The works by Henry Purcell on the evening’s program, on the other hand, embody the English musical traditions that Handel, and those who followed him, left untouched. Note that there are no Purcell concertos, and even his excerpted operas King Arthur and The Prophetess are very different from Handel’s. We also have unusual-looking titles like Chacony in g minor and Fantasia on one note, works that resemble coeval forms developed on The Continent, but are unique to Purcell and England’s innate musical sensibility.
This native idiosyncrasy of Purcell’s works did not re-gain international prominence until the final third of the nineteenth century.
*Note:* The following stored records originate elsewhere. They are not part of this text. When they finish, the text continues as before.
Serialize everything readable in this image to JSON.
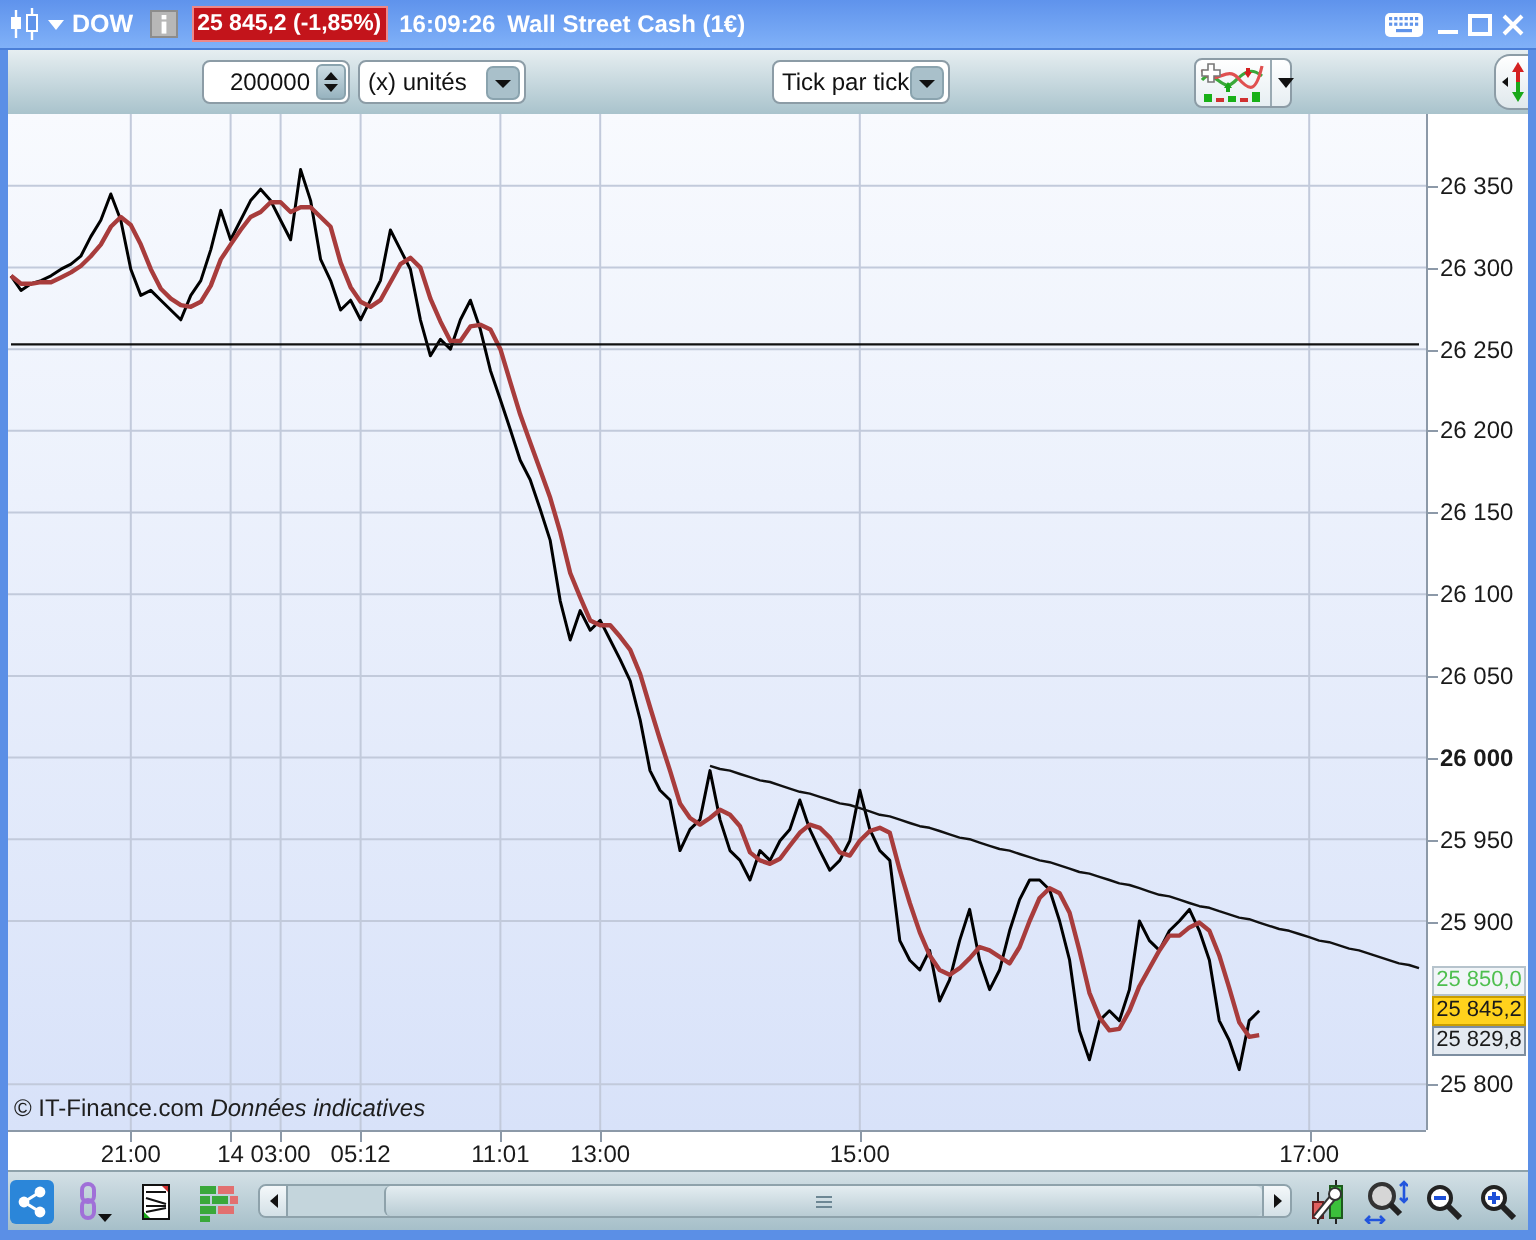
{
  "header": {
    "symbol": "DOW",
    "price_change": "25 845,2 (-1,85%)",
    "time": "16:09:26",
    "instrument": "Wall Street Cash (1€)"
  },
  "toolbar": {
    "quantity": {
      "value": "200000"
    },
    "unit_dropdown": {
      "value": "(x) unités"
    },
    "period_dropdown": {
      "value": "Tick par tick"
    }
  },
  "chart": {
    "footnote": "© IT-Finance.com *Données indicatives*",
    "chart_data": {
      "type": "line",
      "grid": true,
      "categories": [
        null,
        null,
        null,
        null,
        null,
        null,
        null,
        null,
        null,
        null,
        null,
        null,
        "21:00",
        null,
        null,
        null,
        null,
        null,
        null,
        null,
        null,
        null,
        "14",
        null,
        null,
        null,
        null,
        "03:00",
        null,
        null,
        null,
        null,
        null,
        null,
        null,
        "05:12",
        null,
        null,
        null,
        null,
        null,
        null,
        null,
        null,
        null,
        null,
        null,
        null,
        null,
        "11:01",
        null,
        null,
        null,
        null,
        null,
        null,
        null,
        null,
        null,
        "13:00",
        null,
        null,
        null,
        null,
        null,
        null,
        null,
        null,
        null,
        null,
        null,
        null,
        null,
        null,
        null,
        null,
        null,
        null,
        null,
        null,
        null,
        null,
        null,
        null,
        null,
        "15:00",
        null,
        null,
        null,
        null,
        null,
        null,
        null,
        null,
        null,
        null,
        null,
        null,
        null,
        null,
        null,
        null,
        null,
        null,
        null,
        null,
        null,
        null,
        null,
        null,
        null,
        null,
        null,
        null,
        null,
        null,
        null,
        null,
        null,
        null,
        null,
        null,
        null,
        null,
        null,
        null,
        null,
        null,
        null,
        null,
        "17:00",
        null,
        null,
        null,
        null,
        null,
        null,
        null,
        null,
        null,
        null,
        null
      ],
      "ylim": [
        25772,
        26394
      ],
      "yticks": [
        {
          "value": 25800,
          "label": "25 800"
        },
        {
          "value": 25900,
          "label": "25 900"
        },
        {
          "value": 25950,
          "label": "25 950"
        },
        {
          "value": 26000,
          "label": "26 000"
        },
        {
          "value": 26050,
          "label": "26 050"
        },
        {
          "value": 26100,
          "label": "26 100"
        },
        {
          "value": 26150,
          "label": "26 150"
        },
        {
          "value": 26200,
          "label": "26 200"
        },
        {
          "value": 26250,
          "label": "26 250"
        },
        {
          "value": 26300,
          "label": "26 300"
        },
        {
          "value": 26350,
          "label": "26 350"
        }
      ],
      "series": [
        {
          "color": "#000000",
          "values": [
            26295,
            26286,
            26290,
            26292,
            26295,
            26299,
            26302,
            26307,
            26319,
            26329,
            26345,
            26329,
            26299,
            26283,
            26286,
            26280,
            26274,
            26268,
            26283,
            26292,
            26311,
            26335,
            26317,
            26329,
            26341,
            26348,
            26341,
            26329,
            26317,
            26360,
            26341,
            26305,
            26292,
            26274,
            26280,
            26268,
            26280,
            26292,
            26323,
            26311,
            26299,
            26268,
            26246,
            26256,
            26250,
            26268,
            26280,
            26262,
            26237,
            26219,
            26201,
            26182,
            26170,
            26152,
            26133,
            26096,
            26072,
            26090,
            26078,
            26084,
            26072,
            26060,
            26047,
            26023,
            25992,
            25980,
            25974,
            25943,
            25956,
            25962,
            25992,
            25962,
            25943,
            25937,
            25925,
            25943,
            25937,
            25949,
            25956,
            25974,
            25956,
            25943,
            25931,
            25937,
            25949,
            25980,
            25956,
            25943,
            25937,
            25888,
            25876,
            25870,
            25882,
            25851,
            25864,
            25888,
            25907,
            25876,
            25858,
            25870,
            25894,
            25913,
            25925,
            25925,
            25919,
            25900,
            25876,
            25833,
            25815,
            25839,
            25845,
            25839,
            25858,
            25900,
            25888,
            25882,
            25894,
            25900,
            25907,
            25894,
            25876,
            25839,
            25827,
            25809,
            25839,
            25845,
            null,
            null,
            null,
            null,
            null,
            null,
            null,
            null,
            null,
            null,
            null,
            null,
            null,
            null,
            null,
            null
          ]
        },
        {
          "color": "#a83c3c",
          "values": [
            26295,
            26290,
            26290,
            26291,
            26291,
            26294,
            26297,
            26301,
            26307,
            26314,
            26325,
            26331,
            26326,
            26314,
            26299,
            26287,
            26281,
            26277,
            26276,
            26279,
            26289,
            26305,
            26314,
            26323,
            26331,
            26334,
            26340,
            26340,
            26334,
            26337,
            26337,
            26331,
            26325,
            26303,
            26288,
            26279,
            26276,
            26280,
            26291,
            26302,
            26306,
            26300,
            26281,
            26267,
            26255,
            26255,
            26264,
            26265,
            26262,
            26250,
            26230,
            26210,
            26193,
            26176,
            26159,
            26138,
            26113,
            26098,
            26084,
            26081,
            26081,
            26074,
            26066,
            26051,
            26031,
            26011,
            25992,
            25972,
            25963,
            25959,
            25963,
            25968,
            25965,
            25958,
            25942,
            25937,
            25935,
            25938,
            25946,
            25954,
            25959,
            25957,
            25951,
            25942,
            25940,
            25949,
            25955,
            25957,
            25954,
            25931,
            25911,
            25893,
            25879,
            25870,
            25867,
            25871,
            25877,
            25884,
            25882,
            25878,
            25874,
            25884,
            25900,
            25914,
            25920,
            25917,
            25905,
            25882,
            25856,
            25841,
            25833,
            25834,
            25845,
            25860,
            25871,
            25882,
            25891,
            25891,
            25896,
            25899,
            25894,
            25879,
            25859,
            25838,
            25829,
            25830,
            null,
            null,
            null,
            null,
            null,
            null,
            null,
            null,
            null,
            null,
            null,
            null,
            null,
            null,
            null,
            null
          ]
        },
        {
          "color": "#111111",
          "values": [
            null,
            null,
            null,
            null,
            null,
            null,
            null,
            null,
            null,
            null,
            null,
            null,
            null,
            null,
            null,
            null,
            null,
            null,
            null,
            null,
            null,
            null,
            null,
            null,
            null,
            null,
            null,
            null,
            null,
            null,
            null,
            null,
            null,
            null,
            null,
            null,
            null,
            null,
            null,
            null,
            null,
            null,
            null,
            null,
            null,
            null,
            null,
            null,
            null,
            null,
            null,
            null,
            null,
            null,
            null,
            null,
            null,
            null,
            null,
            null,
            null,
            null,
            null,
            null,
            null,
            null,
            null,
            null,
            null,
            null,
            25995,
            25993,
            25992,
            25990,
            25988,
            25986,
            25985,
            25983,
            25981,
            25979,
            25978,
            25976,
            25974,
            25972,
            25971,
            25969,
            25967,
            25965,
            25964,
            25962,
            25960,
            25958,
            25957,
            25955,
            25953,
            25951,
            25950,
            25948,
            25946,
            25944,
            25943,
            25941,
            25939,
            25937,
            25936,
            25934,
            25932,
            25930,
            25929,
            25927,
            25925,
            25923,
            25922,
            25920,
            25918,
            25916,
            25915,
            25913,
            25911,
            25909,
            25908,
            25906,
            25904,
            25902,
            25901,
            25899,
            25897,
            25895,
            25894,
            25892,
            25890,
            25888,
            25887,
            25885,
            25883,
            25882,
            25880,
            25878,
            25876,
            25874,
            25873,
            25871
          ]
        },
        {
          "color": "#111111",
          "values": [
            26253,
            26253,
            26253,
            26253,
            26253,
            26253,
            26253,
            26253,
            26253,
            26253,
            26253,
            26253,
            26253,
            26253,
            26253,
            26253,
            26253,
            26253,
            26253,
            26253,
            26253,
            26253,
            26253,
            26253,
            26253,
            26253,
            26253,
            26253,
            26253,
            26253,
            26253,
            26253,
            26253,
            26253,
            26253,
            26253,
            26253,
            26253,
            26253,
            26253,
            26253,
            26253,
            26253,
            26253,
            26253,
            26253,
            26253,
            26253,
            26253,
            26253,
            26253,
            26253,
            26253,
            26253,
            26253,
            26253,
            26253,
            26253,
            26253,
            26253,
            26253,
            26253,
            26253,
            26253,
            26253,
            26253,
            26253,
            26253,
            26253,
            26253,
            26253,
            26253,
            26253,
            26253,
            26253,
            26253,
            26253,
            26253,
            26253,
            26253,
            26253,
            26253,
            26253,
            26253,
            26253,
            26253,
            26253,
            26253,
            26253,
            26253,
            26253,
            26253,
            26253,
            26253,
            26253,
            26253,
            26253,
            26253,
            26253,
            26253,
            26253,
            26253,
            26253,
            26253,
            26253,
            26253,
            26253,
            26253,
            26253,
            26253,
            26253,
            26253,
            26253,
            26253,
            26253,
            26253,
            26253,
            26253,
            26253,
            26253,
            26253,
            26253,
            26253,
            26253,
            26253,
            26253,
            26253,
            26253,
            26253,
            26253,
            26253,
            26253,
            26253,
            26253,
            26253,
            26253,
            26253,
            26253,
            26253,
            26253,
            26253,
            26253
          ]
        }
      ],
      "annotations": [
        "25 850,0",
        "25 845,2",
        "25 829,8"
      ]
    }
  },
  "bottom_toolbar": {
    "tools": [
      {
        "kind": "share",
        "selected": true
      },
      {
        "kind": "link",
        "selected": false
      },
      {
        "kind": "notes",
        "selected": false
      },
      {
        "kind": "bricks",
        "selected": false
      }
    ]
  }
}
And, if this presence hibernated after Purcell’s death, it awoke with Elgar, learned to walk with Ralph Vaughan Williams, came of age with Benjamin Britten, and is enjoying a golden age at the present.
A new golden age
Encapsulated by the ultra-successful Proms concert series, which started 201 years after Purcell’s death, British Classical Music currently enjoys a perfect position between Continental Europe’s self-imposed erudition and America’s cloying populism. Here, world premieres and beloved standards are honored together, and all before audiences of millions.
Alison Balsom, who headlined the final concert at the 2009 Proms, is a bright, shining emblem of a thriving musical world replete with skilled minds and performers who understand their culture’s origins as well as guide it into the future. It’s very fitting for her April 23rd performance to be filled with the varied sounds and styles of the baroque period, because that era marked the turning point into obscurity out of which British Classical Music has re-emerged just over the last century and a half.